Before starting this piece, let me clout myself on the head for not reading Thomas King all these years. There.
Thomas King is a Canadian (Cherokee) writer and broadcaster who advocates for First Nations causes. Now, I believe the First Nations people got one of the shittiest deals in the history of the world. Like, EVER. The story of their colonization makes the British occupation of India seem like dinner guests who stayed a tad too long. I’d reach the end of my natural life span before I could finish reading the list of crimes committed against these peoples. (I’ve written earlier about residential schools, the last of which closed in 1996.) And this is not just ancient history–this is the stuff of our present lives. If you are a red-blooded organism, you should be very very angry.
King is indeed angry, but the first thing you notice about him is that he’s funny and affable. Well, King explained that Native American issues are very harrowing for a general audience to engage with, and that he resorts to humor so as to keep his audience. In his radio show, for instance, in the segment titled 10 Reasons Why It’s Good to Have Indians in Canada, he listed the first reason as “they give the RCMP live targets to practice on.” Smile. Wince. And…what’s the second reason?
King, who was born in California, spoke last night in my city–which I learnt is built on unceded Indian land (see stuff, present lives). Happily, I seemed to be quite alone in my ignorance of his work. King spoke in a gallery-style lecture hall designed to house several hundred skinny undergraduates, and the room was PACKED (and oh, those mingy chairs with those flip-top tables gave me a reminiscent chill). He was visiting for the launch of his new book The Inconvenient Indian: A Curious Account of Native People in North America, which explores what it means to be “Indian” in North America.
The cover shows an old advertisement for an European cruise ship line, and even my untrained eye can see so much going on here–the pink-white-beige ship, the flag fluttering as it plows through the boiling water, the black and red evocative of the devil…oh, I could go on and on. King began the evening by reading two excerpts from his book. He first talked about the apology issued by Canada (Harper) and the USA (Obama) to the native people of these two countries. It was a “disingenuous” apology, he said, in that they were willing to admit guilt but no liability; the history of colonization and genocide was sought to be portrayed as “a no-fault fender-bender.” Besides being personable and inspiring and witty–oh, can he WRITE. He then spoke about the 1969 Native American occupation of Alcatraz,
in which he was an active participant. [Correction: he wasn't at Alcatraz, though he did set out (unsuccessfully) for Wounded Knee]. What if there were a do-over? Well, there’d be cell phones, they’d make sure they had a doctor in the group, and oh, they’d pack plenty of toilet paper…

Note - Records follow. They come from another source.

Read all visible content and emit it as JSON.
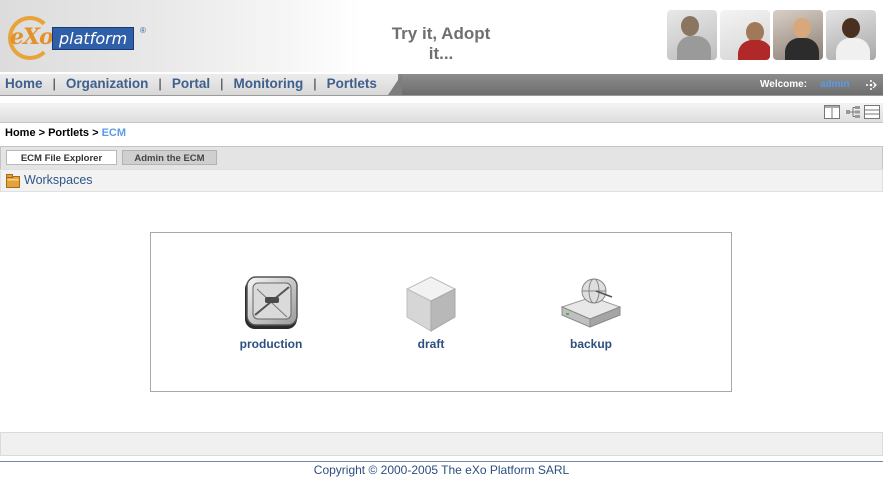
{
  "header": {
    "logo_text_exo": "eXo",
    "logo_text_platform": "platform",
    "logo_mark": "®",
    "tagline": "Try it, Adopt it..."
  },
  "nav": {
    "items": [
      {
        "label": "Home"
      },
      {
        "label": "Organization"
      },
      {
        "label": "Portal"
      },
      {
        "label": "Monitoring"
      },
      {
        "label": "Portlets"
      }
    ],
    "separator": "|",
    "welcome_label": "Welcome:",
    "username": "admin"
  },
  "toolbar": {
    "icons": [
      "layout-columns-icon",
      "tree-view-icon",
      "list-view-icon"
    ]
  },
  "breadcrumb": {
    "path": "Home > Portlets > ",
    "current": "ECM"
  },
  "tabs": [
    {
      "label": "ECM File Explorer",
      "active": true
    },
    {
      "label": "Admin the ECM",
      "active": false
    }
  ],
  "workspaces": {
    "label": "Workspaces",
    "items": [
      {
        "name": "production",
        "icon": "drive-icon"
      },
      {
        "name": "draft",
        "icon": "cube-icon"
      },
      {
        "name": "backup",
        "icon": "network-drive-icon"
      }
    ]
  },
  "footer": {
    "copyright": "Copyright © 2000-2005 The eXo Platform SARL"
  },
  "colors": {
    "nav_link": "#3f5f8c",
    "accent_blue": "#5a9ae8",
    "logo_orange": "#e3912a",
    "logo_blue": "#2f5fa8"
  }
}
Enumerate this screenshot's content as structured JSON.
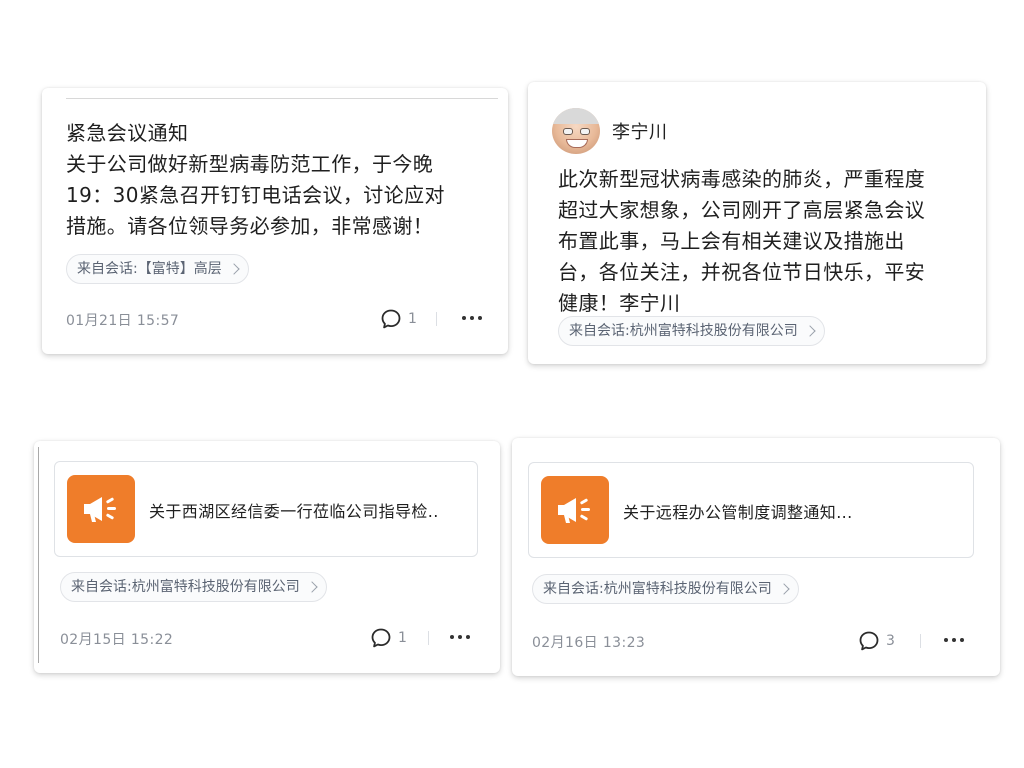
{
  "posts": [
    {
      "title": "紧急会议通知",
      "body_lines": [
        "关于公司做好新型病毒防范工作，于今晚",
        "19：30紧急召开钉钉电话会议，讨论应对",
        "措施。请各位领导务必参加，非常感谢！"
      ],
      "source": "来自会话:【富特】高层",
      "time": "01月21日 15:57",
      "comments": "1"
    },
    {
      "author": "李宁川",
      "body_lines": [
        "此次新型冠状病毒感染的肺炎，严重程度",
        "超过大家想象，公司刚开了高层紧急会议",
        "布置此事，马上会有相关建议及措施出",
        "台，各位关注，并祝各位节日快乐，平安",
        "健康！李宁川"
      ],
      "source": "来自会话:杭州富特科技股份有限公司"
    },
    {
      "notice_title": "关于西湖区经信委一行莅临公司指导检..",
      "source": "来自会话:杭州富特科技股份有限公司",
      "time": "02月15日 15:22",
      "comments": "1"
    },
    {
      "notice_title": "关于远程办公管制度调整通知...",
      "source": "来自会话:杭州富特科技股份有限公司",
      "time": "02月16日 13:23",
      "comments": "3"
    }
  ],
  "icons": {
    "comment": "comment-bubble-icon",
    "more": "more-dots-icon",
    "notice": "megaphone-icon",
    "chevron": "chevron-right-icon"
  },
  "colors": {
    "notice_icon_bg": "#ef7d2a",
    "text": "#1f1f1f",
    "muted": "#8a8f98"
  }
}
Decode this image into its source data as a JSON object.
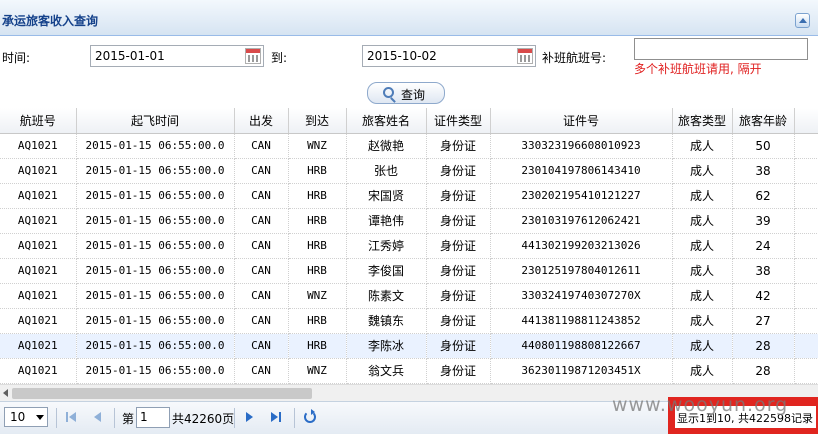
{
  "panel": {
    "title": "承运旅客收入查询"
  },
  "form": {
    "time_label": "时间:",
    "start_date": "2015-01-01",
    "to_label": "到:",
    "end_date": "2015-10-02",
    "supplement_label": "补班航班号:",
    "supplement_value": "",
    "hint": "多个补班航班请用, 隔开",
    "query_label": "查询"
  },
  "table": {
    "columns": [
      "航班号",
      "起飞时间",
      "出发",
      "到达",
      "旅客姓名",
      "证件类型",
      "证件号",
      "旅客类型",
      "旅客年龄"
    ],
    "rows": [
      [
        "AQ1021",
        "2015-01-15 06:55:00.0",
        "CAN",
        "WNZ",
        "赵微艳",
        "身份证",
        "330323196608010923",
        "成人",
        "50"
      ],
      [
        "AQ1021",
        "2015-01-15 06:55:00.0",
        "CAN",
        "HRB",
        "张也",
        "身份证",
        "230104197806143410",
        "成人",
        "38"
      ],
      [
        "AQ1021",
        "2015-01-15 06:55:00.0",
        "CAN",
        "HRB",
        "宋国贤",
        "身份证",
        "230202195410121227",
        "成人",
        "62"
      ],
      [
        "AQ1021",
        "2015-01-15 06:55:00.0",
        "CAN",
        "HRB",
        "谭艳伟",
        "身份证",
        "230103197612062421",
        "成人",
        "39"
      ],
      [
        "AQ1021",
        "2015-01-15 06:55:00.0",
        "CAN",
        "HRB",
        "江秀婷",
        "身份证",
        "441302199203213026",
        "成人",
        "24"
      ],
      [
        "AQ1021",
        "2015-01-15 06:55:00.0",
        "CAN",
        "HRB",
        "李俊国",
        "身份证",
        "230125197804012611",
        "成人",
        "38"
      ],
      [
        "AQ1021",
        "2015-01-15 06:55:00.0",
        "CAN",
        "WNZ",
        "陈素文",
        "身份证",
        "33032419740307270X",
        "成人",
        "42"
      ],
      [
        "AQ1021",
        "2015-01-15 06:55:00.0",
        "CAN",
        "HRB",
        "魏镇东",
        "身份证",
        "441381198811243852",
        "成人",
        "27"
      ],
      [
        "AQ1021",
        "2015-01-15 06:55:00.0",
        "CAN",
        "HRB",
        "李陈冰",
        "身份证",
        "440801198808122667",
        "成人",
        "28"
      ],
      [
        "AQ1021",
        "2015-01-15 06:55:00.0",
        "CAN",
        "WNZ",
        "翁文兵",
        "身份证",
        "36230119871203451X",
        "成人",
        "28"
      ]
    ]
  },
  "pager": {
    "page_size": "10",
    "page_prefix": "第",
    "current_page": "1",
    "page_total": "共42260页",
    "summary": "显示1到10, 共422598记录"
  },
  "watermark": "www.wooyun.org"
}
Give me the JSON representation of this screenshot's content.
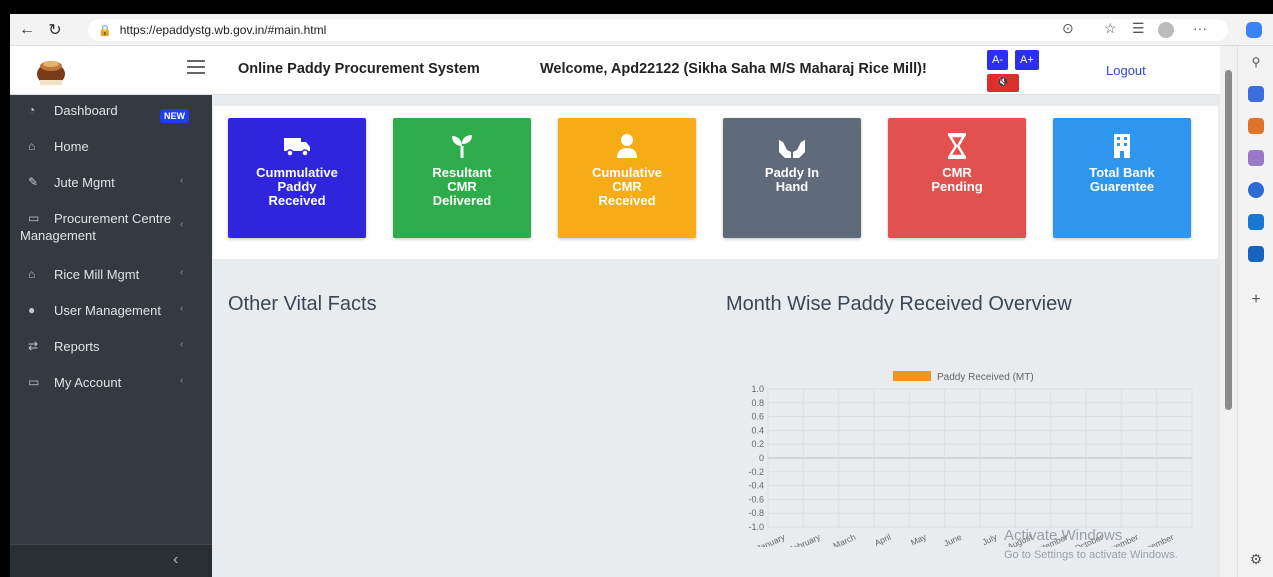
{
  "browser": {
    "url": "https://epaddystg.wb.gov.in/#main.html"
  },
  "header": {
    "system_title": "Online Paddy Procurement System",
    "welcome": "Welcome, Apd22122 (Sikha Saha M/S Maharaj Rice Mill)!",
    "font_decrease": "A-",
    "font_increase": "A+",
    "logout": "Logout"
  },
  "sidebar": {
    "items": [
      {
        "label": "Dashboard",
        "icon": "dashboard-icon",
        "badge": "NEW"
      },
      {
        "label": "Home",
        "icon": "home-icon"
      },
      {
        "label": "Jute Mgmt",
        "icon": "wrench-icon"
      },
      {
        "label": "Procurement Centre",
        "label2": "Management",
        "icon": "card-icon"
      },
      {
        "label": "Rice Mill Mgmt",
        "icon": "mill-icon"
      },
      {
        "label": "User Management",
        "icon": "user-icon"
      },
      {
        "label": "Reports",
        "icon": "exchange-icon"
      },
      {
        "label": "My Account",
        "icon": "card-icon"
      }
    ]
  },
  "cards": [
    {
      "line1": "Cummulative",
      "line2": "Paddy",
      "line3": "Received",
      "color": "#2e25dc",
      "icon": "truck-icon"
    },
    {
      "line1": "Resultant",
      "line2": "CMR",
      "line3": "Delivered",
      "color": "#2eab4a",
      "icon": "seedling-icon"
    },
    {
      "line1": "Cumulative",
      "line2": "CMR",
      "line3": "Received",
      "color": "#f5ac16",
      "icon": "user-icon"
    },
    {
      "line1": "Paddy In",
      "line2": "Hand",
      "line3": "",
      "color": "#5f6b7b",
      "icon": "hands-icon"
    },
    {
      "line1": "CMR",
      "line2": "Pending",
      "line3": "",
      "color": "#e0514f",
      "icon": "hourglass-icon"
    },
    {
      "line1": "Total Bank",
      "line2": "Guarentee",
      "line3": "",
      "color": "#2f96f0",
      "icon": "building-icon"
    }
  ],
  "sections": {
    "vital_facts": "Other Vital Facts",
    "month_wise": "Month Wise Paddy Received Overview"
  },
  "chart_data": {
    "type": "bar",
    "categories": [
      "January",
      "February",
      "March",
      "April",
      "May",
      "June",
      "July",
      "August",
      "September",
      "October",
      "November",
      "December"
    ],
    "series": [
      {
        "name": "Paddy Received (MT)",
        "values": [
          0,
          0,
          0,
          0,
          0,
          0,
          0,
          0,
          0,
          0,
          0,
          0
        ],
        "color": "#f0941e"
      }
    ],
    "ylim": [
      -1.0,
      1.0
    ],
    "yticks": [
      "1.0",
      "0.8",
      "0.6",
      "0.4",
      "0.2",
      "0",
      "-0.2",
      "-0.4",
      "-0.6",
      "-0.8",
      "-1.0"
    ],
    "grid": true,
    "legend": "top"
  },
  "watermark": {
    "line1": "Activate Windows",
    "line2": "Go to Settings to activate Windows."
  }
}
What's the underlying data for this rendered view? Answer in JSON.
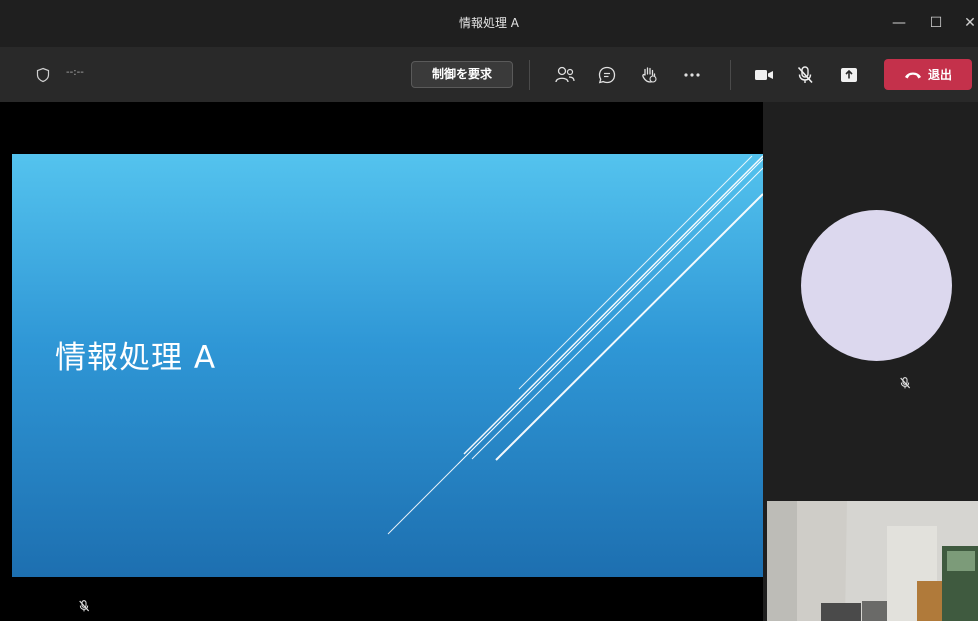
{
  "window": {
    "title": "情報処理 A",
    "minimize_glyph": "—",
    "maximize_glyph": "☐",
    "close_glyph": "✕"
  },
  "toolbar": {
    "timer": "--:--",
    "request_control_label": "制御を要求",
    "leave_label": "退出",
    "icons": [
      "shield-icon",
      "participants-icon",
      "chat-icon",
      "raise-hand-icon",
      "more-icon",
      "camera-icon",
      "mic-off-icon",
      "share-icon",
      "hangup-icon"
    ]
  },
  "slide": {
    "title": "情報処理 A"
  },
  "colors": {
    "leave_button": "#c4314b",
    "toolbar": "#292929",
    "titlebar": "#1f1f1f",
    "avatar": "#dcd8ee"
  }
}
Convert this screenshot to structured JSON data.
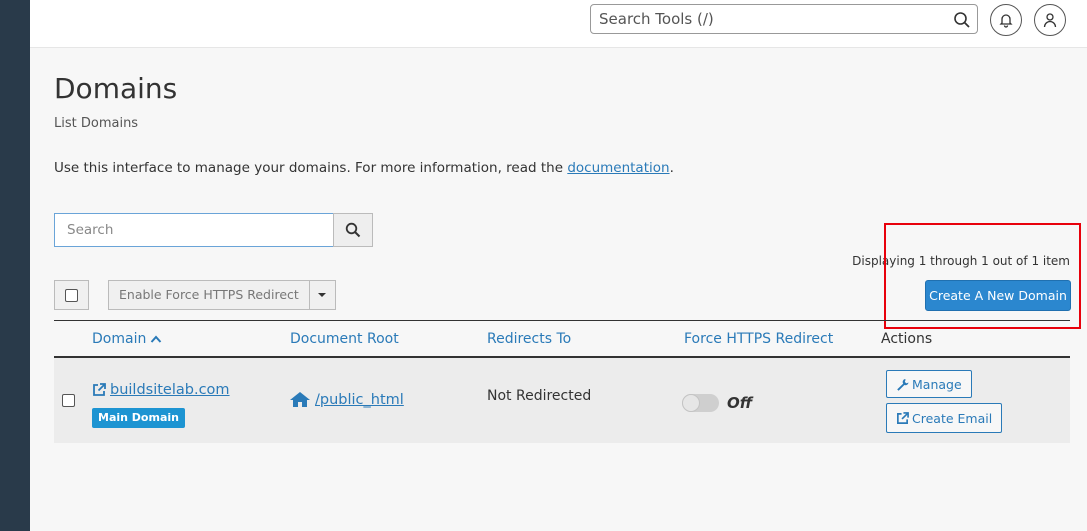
{
  "topbar": {
    "search_placeholder": "Search Tools (/)",
    "icons": [
      "search-icon",
      "bell-icon",
      "user-icon"
    ]
  },
  "page": {
    "title": "Domains",
    "subtitle": "List Domains",
    "intro_text": "Use this interface to manage your domains. For more information, read the ",
    "intro_link": "documentation",
    "intro_end": "."
  },
  "list_controls": {
    "search_placeholder": "Search",
    "force_https_button": "Enable Force HTTPS Redirect",
    "create_button": "Create A New Domain",
    "paging_info": "Displaying 1 through 1 out of 1 item"
  },
  "table": {
    "headers": {
      "domain": "Domain",
      "document_root": "Document Root",
      "redirects_to": "Redirects To",
      "force_https": "Force HTTPS Redirect",
      "actions": "Actions"
    },
    "rows": [
      {
        "domain": "buildsitelab.com",
        "badge": "Main Domain",
        "document_root": "/public_html",
        "redirects_to": "Not Redirected",
        "force_https": "Off",
        "manage_label": "Manage",
        "create_email_label": "Create Email"
      }
    ]
  },
  "colors": {
    "accent": "#2b87cf",
    "link": "#2a7ab8",
    "badge": "#1d94d2",
    "highlight": "#e8000b",
    "left_rail": "#293a4a"
  }
}
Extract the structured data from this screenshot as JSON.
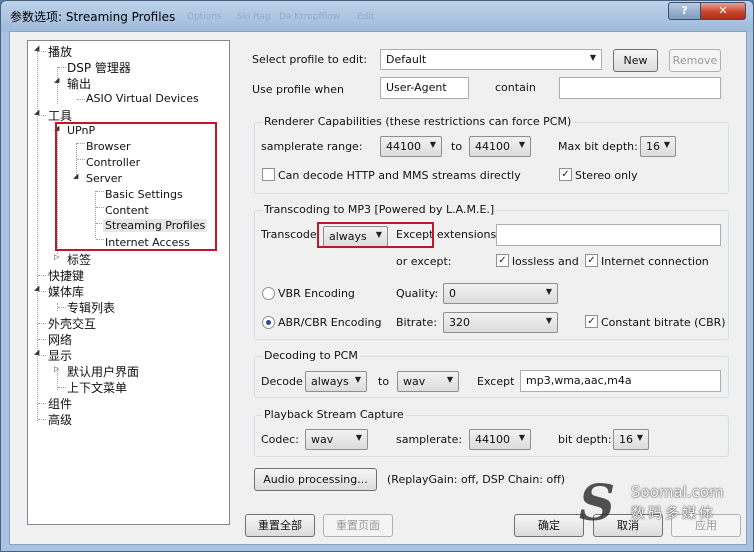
{
  "window": {
    "title": "参数选项: Streaming Profiles",
    "help_label": "?",
    "close_label": "✕",
    "ghost_tabs": [
      "Options",
      "Ski Rag",
      "Da Ktropfflow",
      "Edit"
    ]
  },
  "tree": {
    "items": [
      {
        "label": "播放",
        "expander": "expanded"
      },
      {
        "label": "DSP 管理器"
      },
      {
        "label": "输出",
        "expander": "expanded"
      },
      {
        "label": "ASIO Virtual Devices"
      },
      {
        "label": "工具",
        "expander": "expanded"
      },
      {
        "label": "UPnP",
        "expander": "expanded"
      },
      {
        "label": "Browser"
      },
      {
        "label": "Controller"
      },
      {
        "label": "Server",
        "expander": "expanded"
      },
      {
        "label": "Basic Settings"
      },
      {
        "label": "Content"
      },
      {
        "label": "Streaming Profiles",
        "selected": true
      },
      {
        "label": "Internet Access"
      },
      {
        "label": "标签",
        "expander": "collapsed"
      },
      {
        "label": "快捷键"
      },
      {
        "label": "媒体库",
        "expander": "expanded"
      },
      {
        "label": "专辑列表"
      },
      {
        "label": "外壳交互"
      },
      {
        "label": "网络"
      },
      {
        "label": "显示",
        "expander": "expanded"
      },
      {
        "label": "默认用户界面",
        "expander": "collapsed"
      },
      {
        "label": "上下文菜单"
      },
      {
        "label": "组件"
      },
      {
        "label": "高级"
      }
    ]
  },
  "profile": {
    "select_label": "Select profile to edit:",
    "selected_profile": "Default",
    "new_label": "New",
    "remove_label": "Remove",
    "use_when_label": "Use profile when",
    "use_when_value": "User-Agent",
    "contain_label": "contain",
    "contain_value": ""
  },
  "renderer": {
    "title": "Renderer Capabilities (these restrictions can force PCM)",
    "samplerate_label": "samplerate range:",
    "samplerate_from": "44100",
    "to_label": "to",
    "samplerate_to": "44100",
    "bitdepth_label": "Max bit depth:",
    "bitdepth_value": "16",
    "http_mms_label": "Can decode  HTTP and MMS  streams directly",
    "http_mms_checked": false,
    "stereo_label": "Stereo only",
    "stereo_checked": true
  },
  "transcoding": {
    "title": "Transcoding to MP3 [Powered by L.A.M.E.]",
    "transcode_label": "Transcode",
    "transcode_value": "always",
    "except_label": "Except extensions",
    "except_value": "",
    "or_except_label": "or except:",
    "lossless_label": "lossless and",
    "lossless_checked": true,
    "internet_label": "Internet connection",
    "internet_checked": true,
    "vbr_label": "VBR Encoding",
    "vbr_selected": false,
    "quality_label": "Quality:",
    "quality_value": "0",
    "abr_label": "ABR/CBR Encoding",
    "abr_selected": true,
    "bitrate_label": "Bitrate:",
    "bitrate_value": "320",
    "cbr_label": "Constant bitrate (CBR)",
    "cbr_checked": true
  },
  "decoding": {
    "title": "Decoding to PCM",
    "decode_label": "Decode",
    "decode_value": "always",
    "to_label": "to",
    "to_value": "wav",
    "except_label": "Except",
    "except_value": "mp3,wma,aac,m4a"
  },
  "playback": {
    "title": "Playback Stream Capture",
    "codec_label": "Codec:",
    "codec_value": "wav",
    "samplerate_label": "samplerate:",
    "samplerate_value": "44100",
    "bitdepth_label": "bit depth:",
    "bitdepth_value": "16"
  },
  "audio_processing": {
    "button_label": "Audio processing...",
    "status": "(ReplayGain: off, DSP Chain: off)"
  },
  "footer": {
    "reset_all": "重置全部",
    "reset_page": "重置页面",
    "ok": "确定",
    "cancel": "取消",
    "apply": "应用"
  },
  "watermark": {
    "mark": "S",
    "site": "Soomal.com",
    "tagline": "数码多媒体"
  },
  "colors": {
    "highlight_red": "#c0182b",
    "title_bar": "#9fbbdb",
    "close_button": "#c7452e"
  }
}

King then took questions from the audience, some very moving. Asked if things have improved for Native Americans over the past hundred years, he replied in the negative–things might have changed but nope, they haven’t improved in his opinion. He said their single biggest achievement was that despite the years of genocide, despite systemic efforts to make the native people disappear by the end of the 21st century, they are still around. Then there was a gentleman whose daughter was a newly minted social worker in Whitehorse. Did King have any advice for her? Yes he did, and of the soundest variety: Pay attention, be respectful, don’t be a savior on a white horse (ha!). And on his next book–could it be called The Convenient Indian? As in: conveniently demonized to suit the settler agenda? King replied that he was almost seventy, so his book would likely be called The Incontinent Indian, and no, that wouldn’t be convenient at all. King recently retired as an (English) Professor; oh to have been a student in that class.
I’m too old for seriousness, he said, his face deadpan, and then brought the session to an end to a round of prolonged applause. Quick, someone do a PhD on King’s use of humor as bait-cum-weapon-cum-alarm clock to alert us to the ongoing resistance of the First Nations people.